The Bead Shop's quaint exterior leads charm-builders into a trove of potential adornments, lined with yarns, beads, and premade pieces. Artisan customers craft their one-of-a-kind trinkets by stringing beads from different parts of the world on a well-traveled necklace (averaging $10–$15). Earrings (averaging $5) turn auditory organs into mountings for cephalic chandeliers, bearing glimmering finials crafted from pearls and semiprecious gemstones. Compose and unveil a wrist- or ankle-hugging accouterment or triforce pendant with elements made from a range of other beguiling materials, from wood to crystal.
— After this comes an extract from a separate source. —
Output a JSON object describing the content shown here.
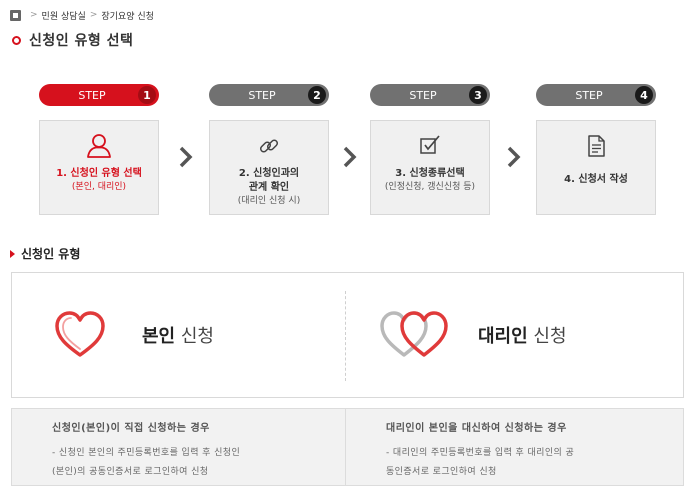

Big Easy Scooters facilitates half- and full-day excursions throughout New Orleans with name-brand scooter rentals from Aprilia, Genuine, and Kymco. Equipped with helmets and accidental-damage insurance, guests can guide themselves through the historic French Quarter, pausing for glimpses of celebrity-owned residences and sprinklers that spray Sazerac. In addition to rentals, Big Easy Scooters sells previously owned and new scooters including classic models and agile Kymcos.
Orient Expressed populates its jam-packed shelves with everything from antiques to memorable gifts, as well as its own line of hand-smocked children’s clothing. Resulting from a complex process of fabric design, pattern creation, and actual smocking, which can take up to 20 hours per piece, a wide range of heirloom-quality smocked dresses, such as the checked lavender sundress with flowers ($56), class up special events and imaginary tea parties. A customizable burp cloth ($8.50, additional $10 for monogram and design) stands out on a shower-gift table and a pair of monogrammed boys' plaid shortalls ($40) toe the line between dressy and casual, like a flannel tuxedo.
Nola's Ark is that shop you love and hate you missed! It's that shop you would drive halfway across town to in rush hour traffic because you know you're gonna get the perfect gift! We have children's apparel & shoes, tons of babies goodies, and toys galore! Did we mention our unique, one-of-a-kind gift items?
Rachel Roberts took a leap of faith when she moved from Memphis to New Orleans to open RagDoll, a boutique-clothing store that pays homage to the 40s, 50s, and other iconic decades of American fashion. According to an article on NolaDefender.com, Roberts was inspired by how much the people of New Orleans love their city, along with their enduring appreciation of the past. To pay homage to that tradition, she turned her second-floor French Quarter location into a charming space with mint green walls, original artwork, decor dating back to the 50's, a jukebox, and an original Andy Warhol Elvis Presley. An old-timey porch offers shoppers a place to chat or model new finds for passersby.
And her clothes—which Fodor's called both "chic" and "affordable"—are no less eye-catching. She specializes in procuring vintage women's dresses and separates, and showcases Volker Wandering dresses made with vintage patterns and fabric. Roberts nods to contemporary designers by including boutique brands from England and Canada, and displaying a variety of handmade accessories and home decor. She’s also on hand to help guests channel their inner Audrey Hepburn with a black satin Estelle dress, or their inner Audubon Society member with an owl-baubled bobby pin that she made herself.
Located on a quaint street in the heart of New Orleans, The Revival Outpost aims to export its unique and vintage styles to wardrobes around the world. Since 2011, it has kept its shelves packed with a collection of vintage men's and women's clothing that, much like a chameleon at a tie-dye convention, never stops changing. Many of the shop's items are influenced by certain eras, appearing as though they're plucked straight from the roaring ‘20s or the casual ‘90s. In addition to carrying name-brands, the shop also supports local and US-based designers, so it is helping bolster the economy as it handpicks a wide selection of indie styles.
Many of these styles are culled from the store's buy, sell, and trade program. Seven days a week, customers can can bring in their own clothing in exchange for up to 40% store credit, and, on select days, cash or magic beans.